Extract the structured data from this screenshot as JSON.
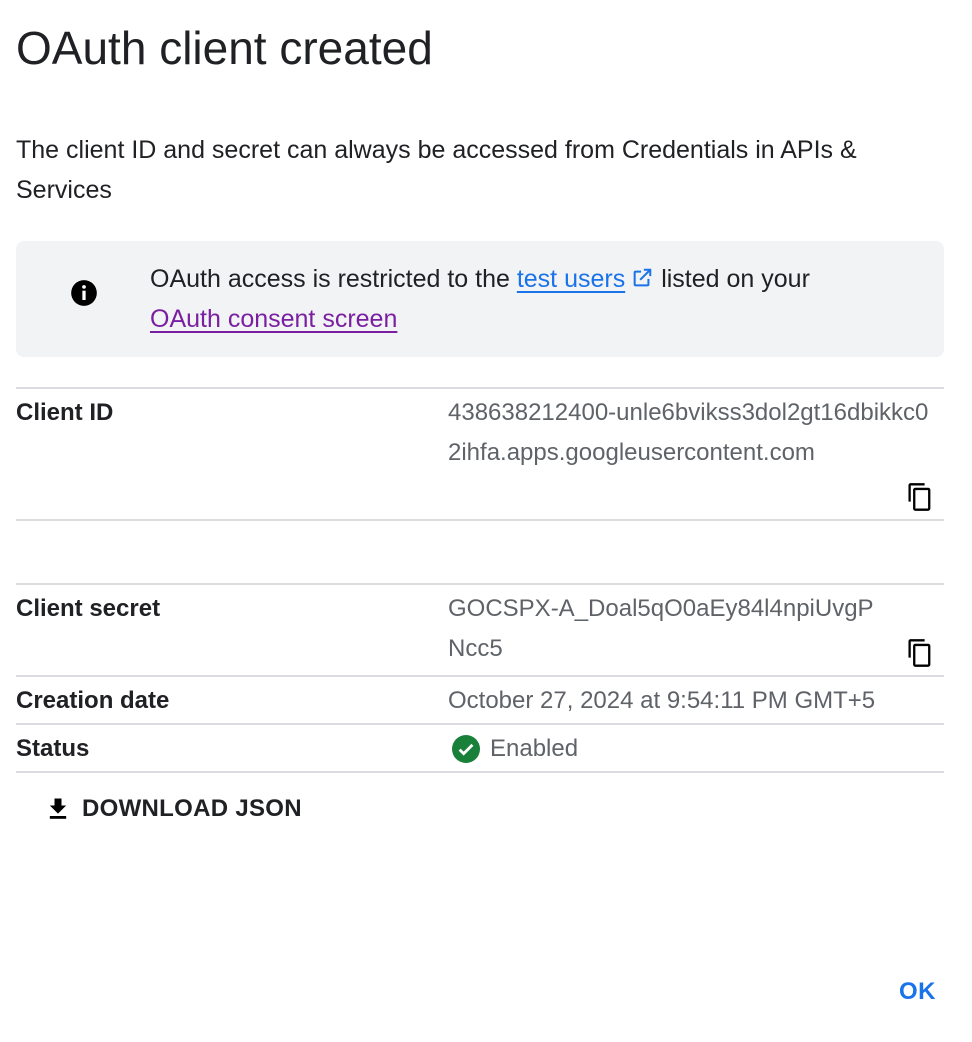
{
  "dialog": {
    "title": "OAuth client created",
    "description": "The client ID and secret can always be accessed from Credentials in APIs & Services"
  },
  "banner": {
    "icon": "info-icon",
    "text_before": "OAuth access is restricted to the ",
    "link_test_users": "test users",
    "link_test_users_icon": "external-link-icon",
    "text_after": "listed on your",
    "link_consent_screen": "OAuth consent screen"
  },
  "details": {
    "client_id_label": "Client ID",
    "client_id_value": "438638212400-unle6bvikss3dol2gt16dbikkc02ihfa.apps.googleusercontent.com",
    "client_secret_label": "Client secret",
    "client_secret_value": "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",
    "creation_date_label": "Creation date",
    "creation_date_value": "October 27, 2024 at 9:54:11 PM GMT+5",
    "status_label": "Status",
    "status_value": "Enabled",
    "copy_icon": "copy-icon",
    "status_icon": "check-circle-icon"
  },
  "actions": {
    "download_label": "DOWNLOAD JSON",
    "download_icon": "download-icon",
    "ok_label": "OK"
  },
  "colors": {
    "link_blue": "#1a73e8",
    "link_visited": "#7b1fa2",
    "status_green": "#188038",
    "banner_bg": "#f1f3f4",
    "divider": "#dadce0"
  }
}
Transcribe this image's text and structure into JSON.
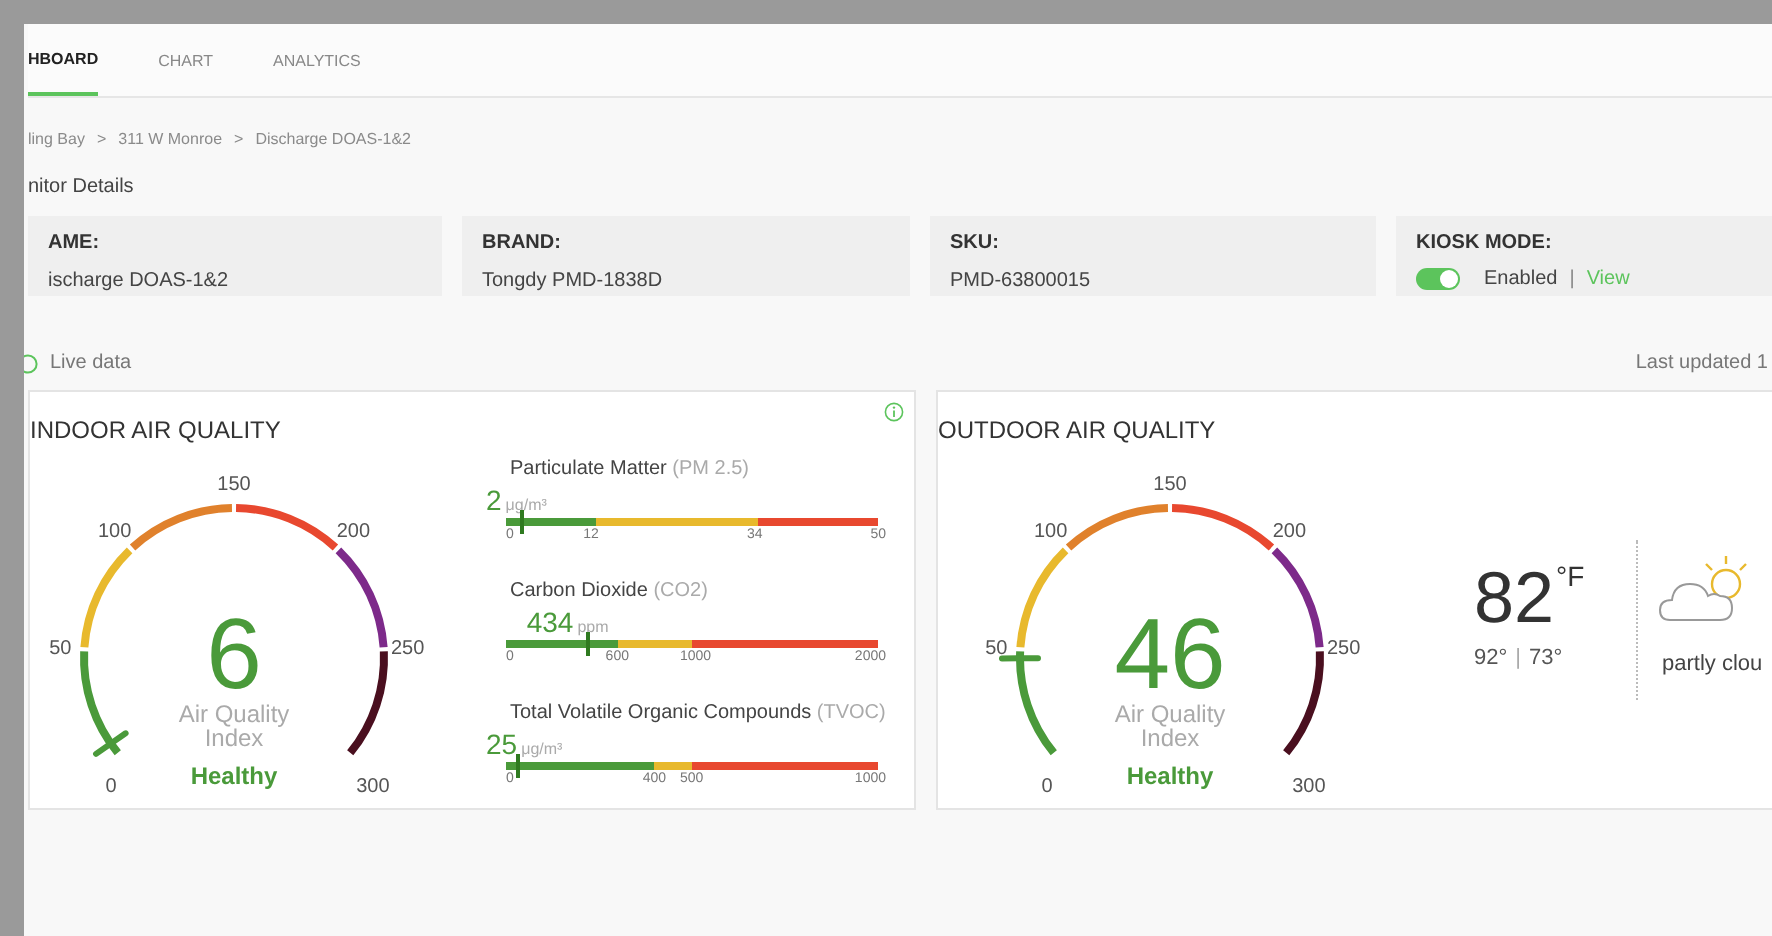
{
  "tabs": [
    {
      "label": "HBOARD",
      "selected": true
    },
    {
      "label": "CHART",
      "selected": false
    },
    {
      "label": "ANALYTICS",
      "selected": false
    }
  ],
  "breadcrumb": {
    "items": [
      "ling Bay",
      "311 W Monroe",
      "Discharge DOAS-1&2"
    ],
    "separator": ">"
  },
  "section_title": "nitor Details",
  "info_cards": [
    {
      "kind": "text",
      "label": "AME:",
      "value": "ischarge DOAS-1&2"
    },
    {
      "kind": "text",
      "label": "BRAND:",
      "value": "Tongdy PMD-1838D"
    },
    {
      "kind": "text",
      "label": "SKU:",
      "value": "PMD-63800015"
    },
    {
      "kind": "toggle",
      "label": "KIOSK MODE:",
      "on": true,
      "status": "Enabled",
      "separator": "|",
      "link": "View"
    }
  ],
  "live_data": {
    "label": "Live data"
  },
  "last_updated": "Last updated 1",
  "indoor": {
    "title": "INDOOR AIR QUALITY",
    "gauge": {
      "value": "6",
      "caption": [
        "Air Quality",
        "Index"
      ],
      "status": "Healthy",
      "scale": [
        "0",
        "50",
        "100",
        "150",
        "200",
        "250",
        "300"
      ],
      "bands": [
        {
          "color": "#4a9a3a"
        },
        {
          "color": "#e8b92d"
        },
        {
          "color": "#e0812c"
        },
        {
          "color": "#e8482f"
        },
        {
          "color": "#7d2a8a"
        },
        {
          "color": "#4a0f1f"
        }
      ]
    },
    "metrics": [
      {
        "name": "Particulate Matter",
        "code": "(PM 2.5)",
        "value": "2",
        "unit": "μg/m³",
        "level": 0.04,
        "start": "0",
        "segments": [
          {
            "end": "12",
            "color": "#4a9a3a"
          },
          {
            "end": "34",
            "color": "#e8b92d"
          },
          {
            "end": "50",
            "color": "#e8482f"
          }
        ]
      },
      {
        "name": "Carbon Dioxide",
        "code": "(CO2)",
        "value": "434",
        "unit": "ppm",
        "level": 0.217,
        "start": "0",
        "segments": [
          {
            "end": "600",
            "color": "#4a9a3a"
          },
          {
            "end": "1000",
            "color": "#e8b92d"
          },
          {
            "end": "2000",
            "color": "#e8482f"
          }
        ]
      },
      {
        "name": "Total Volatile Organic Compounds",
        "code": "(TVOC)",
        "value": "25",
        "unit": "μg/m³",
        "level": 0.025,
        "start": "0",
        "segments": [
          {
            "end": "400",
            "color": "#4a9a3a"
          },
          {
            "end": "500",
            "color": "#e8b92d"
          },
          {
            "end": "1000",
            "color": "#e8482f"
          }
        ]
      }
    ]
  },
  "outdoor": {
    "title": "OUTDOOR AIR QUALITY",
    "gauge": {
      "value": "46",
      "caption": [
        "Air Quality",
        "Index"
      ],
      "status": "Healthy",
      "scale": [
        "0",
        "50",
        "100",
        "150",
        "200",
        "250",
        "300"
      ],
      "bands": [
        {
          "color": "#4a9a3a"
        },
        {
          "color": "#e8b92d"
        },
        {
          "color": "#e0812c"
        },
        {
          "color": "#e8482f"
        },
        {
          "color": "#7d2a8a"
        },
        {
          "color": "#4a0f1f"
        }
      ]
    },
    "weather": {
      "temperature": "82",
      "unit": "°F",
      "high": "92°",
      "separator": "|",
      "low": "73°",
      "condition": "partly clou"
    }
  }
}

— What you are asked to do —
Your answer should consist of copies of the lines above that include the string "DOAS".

— Response area —
      "Discharge DOAS-1&2"
      "value": "ischarge DOAS-1&2"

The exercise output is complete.